Dataset extract:
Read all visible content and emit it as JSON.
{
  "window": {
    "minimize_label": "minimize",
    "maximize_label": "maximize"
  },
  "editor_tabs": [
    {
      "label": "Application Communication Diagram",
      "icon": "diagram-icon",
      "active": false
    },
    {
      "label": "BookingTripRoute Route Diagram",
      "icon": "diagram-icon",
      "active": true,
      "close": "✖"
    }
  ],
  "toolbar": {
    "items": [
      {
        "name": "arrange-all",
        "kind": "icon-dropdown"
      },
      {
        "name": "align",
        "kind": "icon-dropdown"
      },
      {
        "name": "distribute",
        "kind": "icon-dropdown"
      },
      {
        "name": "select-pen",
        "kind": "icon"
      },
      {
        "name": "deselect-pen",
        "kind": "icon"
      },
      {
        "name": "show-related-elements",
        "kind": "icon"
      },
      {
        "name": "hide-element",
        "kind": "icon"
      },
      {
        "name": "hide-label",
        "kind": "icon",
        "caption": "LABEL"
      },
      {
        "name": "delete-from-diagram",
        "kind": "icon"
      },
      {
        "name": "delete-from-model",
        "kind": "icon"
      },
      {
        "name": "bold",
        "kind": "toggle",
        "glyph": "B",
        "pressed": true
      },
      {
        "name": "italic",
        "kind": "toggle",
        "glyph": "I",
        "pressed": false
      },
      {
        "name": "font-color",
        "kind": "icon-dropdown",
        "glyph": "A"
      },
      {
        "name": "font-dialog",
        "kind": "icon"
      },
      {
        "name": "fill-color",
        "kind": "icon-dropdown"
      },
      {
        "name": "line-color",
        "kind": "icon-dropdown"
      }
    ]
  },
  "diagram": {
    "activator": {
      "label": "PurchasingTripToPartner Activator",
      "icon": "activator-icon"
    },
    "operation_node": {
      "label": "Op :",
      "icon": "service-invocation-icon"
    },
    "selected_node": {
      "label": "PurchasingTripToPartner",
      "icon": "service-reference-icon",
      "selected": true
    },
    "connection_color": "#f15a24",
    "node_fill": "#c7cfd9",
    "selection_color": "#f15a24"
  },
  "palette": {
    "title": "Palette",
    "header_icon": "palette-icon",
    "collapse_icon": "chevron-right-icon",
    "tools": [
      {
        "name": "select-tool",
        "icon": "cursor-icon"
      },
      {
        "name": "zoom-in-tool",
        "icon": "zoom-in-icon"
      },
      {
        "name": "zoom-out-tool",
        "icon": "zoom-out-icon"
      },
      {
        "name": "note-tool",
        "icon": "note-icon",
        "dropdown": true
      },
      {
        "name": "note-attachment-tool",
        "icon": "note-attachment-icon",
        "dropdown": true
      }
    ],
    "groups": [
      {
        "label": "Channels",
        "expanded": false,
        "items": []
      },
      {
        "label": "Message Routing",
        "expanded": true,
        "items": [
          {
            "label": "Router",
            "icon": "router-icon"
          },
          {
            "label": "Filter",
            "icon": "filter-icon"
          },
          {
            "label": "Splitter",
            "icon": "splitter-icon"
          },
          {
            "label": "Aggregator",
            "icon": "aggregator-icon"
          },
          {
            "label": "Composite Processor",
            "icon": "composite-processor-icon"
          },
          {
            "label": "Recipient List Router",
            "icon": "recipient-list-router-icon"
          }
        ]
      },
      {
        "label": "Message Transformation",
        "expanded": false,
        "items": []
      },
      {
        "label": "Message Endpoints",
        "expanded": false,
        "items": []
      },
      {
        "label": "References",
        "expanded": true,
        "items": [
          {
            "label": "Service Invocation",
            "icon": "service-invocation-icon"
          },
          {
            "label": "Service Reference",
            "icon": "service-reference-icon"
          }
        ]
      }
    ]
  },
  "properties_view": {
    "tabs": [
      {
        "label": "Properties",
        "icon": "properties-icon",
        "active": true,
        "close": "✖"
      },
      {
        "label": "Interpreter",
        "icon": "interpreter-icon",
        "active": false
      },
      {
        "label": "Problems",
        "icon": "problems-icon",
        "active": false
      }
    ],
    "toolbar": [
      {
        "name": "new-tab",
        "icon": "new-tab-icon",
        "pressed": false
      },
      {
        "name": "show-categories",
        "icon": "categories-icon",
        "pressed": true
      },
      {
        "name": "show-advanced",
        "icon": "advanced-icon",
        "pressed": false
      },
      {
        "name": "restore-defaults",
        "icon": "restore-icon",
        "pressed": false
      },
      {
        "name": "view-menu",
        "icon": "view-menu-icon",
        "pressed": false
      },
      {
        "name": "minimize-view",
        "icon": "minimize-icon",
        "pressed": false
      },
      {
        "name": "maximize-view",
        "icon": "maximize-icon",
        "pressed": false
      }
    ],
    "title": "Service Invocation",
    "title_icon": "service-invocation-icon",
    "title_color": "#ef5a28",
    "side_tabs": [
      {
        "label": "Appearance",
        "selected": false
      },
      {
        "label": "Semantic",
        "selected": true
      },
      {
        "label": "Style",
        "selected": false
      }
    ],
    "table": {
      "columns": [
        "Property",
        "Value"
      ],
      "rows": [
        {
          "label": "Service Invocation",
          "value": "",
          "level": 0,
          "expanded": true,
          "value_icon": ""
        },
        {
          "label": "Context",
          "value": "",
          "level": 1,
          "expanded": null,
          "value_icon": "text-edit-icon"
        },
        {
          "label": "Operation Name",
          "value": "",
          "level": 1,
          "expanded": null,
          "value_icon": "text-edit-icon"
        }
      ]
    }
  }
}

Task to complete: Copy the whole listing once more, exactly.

Expected answer:
Read all visible content and emit it as JSON.
{
  "window": {
    "minimize_label": "minimize",
    "maximize_label": "maximize"
  },
  "editor_tabs": [
    {
      "label": "Application Communication Diagram",
      "icon": "diagram-icon",
      "active": false
    },
    {
      "label": "BookingTripRoute Route Diagram",
      "icon": "diagram-icon",
      "active": true,
      "close": "✖"
    }
  ],
  "toolbar": {
    "items": [
      {
        "name": "arrange-all",
        "kind": "icon-dropdown"
      },
      {
        "name": "align",
        "kind": "icon-dropdown"
      },
      {
        "name": "distribute",
        "kind": "icon-dropdown"
      },
      {
        "name": "select-pen",
        "kind": "icon"
      },
      {
        "name": "deselect-pen",
        "kind": "icon"
      },
      {
        "name": "show-related-elements",
        "kind": "icon"
      },
      {
        "name": "hide-element",
        "kind": "icon"
      },
      {
        "name": "hide-label",
        "kind": "icon",
        "caption": "LABEL"
      },
      {
        "name": "delete-from-diagram",
        "kind": "icon"
      },
      {
        "name": "delete-from-model",
        "kind": "icon"
      },
      {
        "name": "bold",
        "kind": "toggle",
        "glyph": "B",
        "pressed": true
      },
      {
        "name": "italic",
        "kind": "toggle",
        "glyph": "I",
        "pressed": false
      },
      {
        "name": "font-color",
        "kind": "icon-dropdown",
        "glyph": "A"
      },
      {
        "name": "font-dialog",
        "kind": "icon"
      },
      {
        "name": "fill-color",
        "kind": "icon-dropdown"
      },
      {
        "name": "line-color",
        "kind": "icon-dropdown"
      }
    ]
  },
  "diagram": {
    "activator": {
      "label": "PurchasingTripToPartner Activator",
      "icon": "activator-icon"
    },
    "operation_node": {
      "label": "Op :",
      "icon": "service-invocation-icon"
    },
    "selected_node": {
      "label": "PurchasingTripToPartner",
      "icon": "service-reference-icon",
      "selected": true
    },
    "connection_color": "#f15a24",
    "node_fill": "#c7cfd9",
    "selection_color": "#f15a24"
  },
  "palette": {
    "title": "Palette",
    "header_icon": "palette-icon",
    "collapse_icon": "chevron-right-icon",
    "tools": [
      {
        "name": "select-tool",
        "icon": "cursor-icon"
      },
      {
        "name": "zoom-in-tool",
        "icon": "zoom-in-icon"
      },
      {
        "name": "zoom-out-tool",
        "icon": "zoom-out-icon"
      },
      {
        "name": "note-tool",
        "icon": "note-icon",
        "dropdown": true
      },
      {
        "name": "note-attachment-tool",
        "icon": "note-attachment-icon",
        "dropdown": true
      }
    ],
    "groups": [
      {
        "label": "Channels",
        "expanded": false,
        "items": []
      },
      {
        "label": "Message Routing",
        "expanded": true,
        "items": [
          {
            "label": "Router",
            "icon": "router-icon"
          },
          {
            "label": "Filter",
            "icon": "filter-icon"
          },
          {
            "label": "Splitter",
            "icon": "splitter-icon"
          },
          {
            "label": "Aggregator",
            "icon": "aggregator-icon"
          },
          {
            "label": "Composite Processor",
            "icon": "composite-processor-icon"
          },
          {
            "label": "Recipient List Router",
            "icon": "recipient-list-router-icon"
          }
        ]
      },
      {
        "label": "Message Transformation",
        "expanded": false,
        "items": []
      },
      {
        "label": "Message Endpoints",
        "expanded": false,
        "items": []
      },
      {
        "label": "References",
        "expanded": true,
        "items": [
          {
            "label": "Service Invocation",
            "icon": "service-invocation-icon"
          },
          {
            "label": "Service Reference",
            "icon": "service-reference-icon"
          }
        ]
      }
    ]
  },
  "properties_view": {
    "tabs": [
      {
        "label": "Properties",
        "icon": "properties-icon",
        "active": true,
        "close": "✖"
      },
      {
        "label": "Interpreter",
        "icon": "interpreter-icon",
        "active": false
      },
      {
        "label": "Problems",
        "icon": "problems-icon",
        "active": false
      }
    ],
    "toolbar": [
      {
        "name": "new-tab",
        "icon": "new-tab-icon",
        "pressed": false
      },
      {
        "name": "show-categories",
        "icon": "categories-icon",
        "pressed": true
      },
      {
        "name": "show-advanced",
        "icon": "advanced-icon",
        "pressed": false
      },
      {
        "name": "restore-defaults",
        "icon": "restore-icon",
        "pressed": false
      },
      {
        "name": "view-menu",
        "icon": "view-menu-icon",
        "pressed": false
      },
      {
        "name": "minimize-view",
        "icon": "minimize-icon",
        "pressed": false
      },
      {
        "name": "maximize-view",
        "icon": "maximize-icon",
        "pressed": false
      }
    ],
    "title": "Service Invocation",
    "title_icon": "service-invocation-icon",
    "title_color": "#ef5a28",
    "side_tabs": [
      {
        "label": "Appearance",
        "selected": false
      },
      {
        "label": "Semantic",
        "selected": true
      },
      {
        "label": "Style",
        "selected": false
      }
    ],
    "table": {
      "columns": [
        "Property",
        "Value"
      ],
      "rows": [
        {
          "label": "Service Invocation",
          "value": "",
          "level": 0,
          "expanded": true,
          "value_icon": ""
        },
        {
          "label": "Context",
          "value": "",
          "level": 1,
          "expanded": null,
          "value_icon": "text-edit-icon"
        },
        {
          "label": "Operation Name",
          "value": "",
          "level": 1,
          "expanded": null,
          "value_icon": "text-edit-icon"
        }
      ]
    }
  }
}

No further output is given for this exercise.